→ Material for this task
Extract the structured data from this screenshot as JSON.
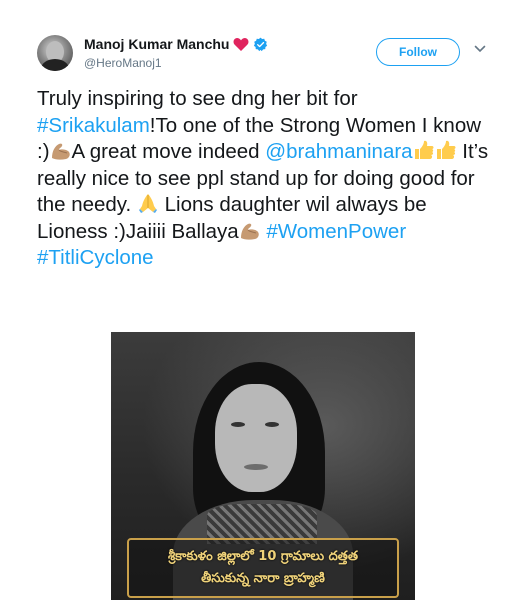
{
  "user": {
    "display_name": "Manoj Kumar Manchu",
    "handle": "@HeroManoj1",
    "verified": true,
    "heart_color": "#e0245e",
    "verified_color": "#1da1f2"
  },
  "actions": {
    "follow_label": "Follow"
  },
  "tweet": {
    "t1": "Truly inspiring to see dng her bit for ",
    "hashtag1": "#Srikakulam",
    "t2": "!To one of the Strong Women I know :)",
    "t3": "A great move indeed ",
    "mention": "@brahmaninara",
    "t4": " It’s really nice to see ppl stand up for doing good for the needy. ",
    "t5": " Lions daughter wil always be Lioness :)Jaiiii Ballaya",
    "t6": " ",
    "hashtag2": "#WomenPower",
    "t7": " ",
    "hashtag3": "#TitliCyclone",
    "emojis": [
      "flexed-biceps",
      "thumbs-up",
      "thumbs-up",
      "folded-hands",
      "flexed-biceps"
    ]
  },
  "media": {
    "caption_line1": "శ్రీకాకుళం జిల్లాలో 10 గ్రామాలు దత్తత",
    "caption_line2": "తీసుకున్న నారా బ్రాహ్మణి",
    "caption_color": "#f0d37a"
  }
}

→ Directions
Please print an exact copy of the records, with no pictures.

→ Task output
Extract the structured data from this screenshot as JSON.
{
  "user": {
    "display_name": "Manoj Kumar Manchu",
    "handle": "@HeroManoj1",
    "verified": true,
    "heart_color": "#e0245e",
    "verified_color": "#1da1f2"
  },
  "actions": {
    "follow_label": "Follow"
  },
  "tweet": {
    "t1": "Truly inspiring to see dng her bit for ",
    "hashtag1": "#Srikakulam",
    "t2": "!To one of the Strong Women I know :)",
    "t3": "A great move indeed ",
    "mention": "@brahmaninara",
    "t4": " It’s really nice to see ppl stand up for doing good for the needy. ",
    "t5": " Lions daughter wil always be Lioness :)Jaiiii Ballaya",
    "t6": " ",
    "hashtag2": "#WomenPower",
    "t7": " ",
    "hashtag3": "#TitliCyclone",
    "emojis": [
      "flexed-biceps",
      "thumbs-up",
      "thumbs-up",
      "folded-hands",
      "flexed-biceps"
    ]
  },
  "media": {
    "caption_line1": "శ్రీకాకుళం జిల్లాలో 10 గ్రామాలు దత్తత",
    "caption_line2": "తీసుకున్న నారా బ్రాహ్మణి",
    "caption_color": "#f0d37a"
  }
}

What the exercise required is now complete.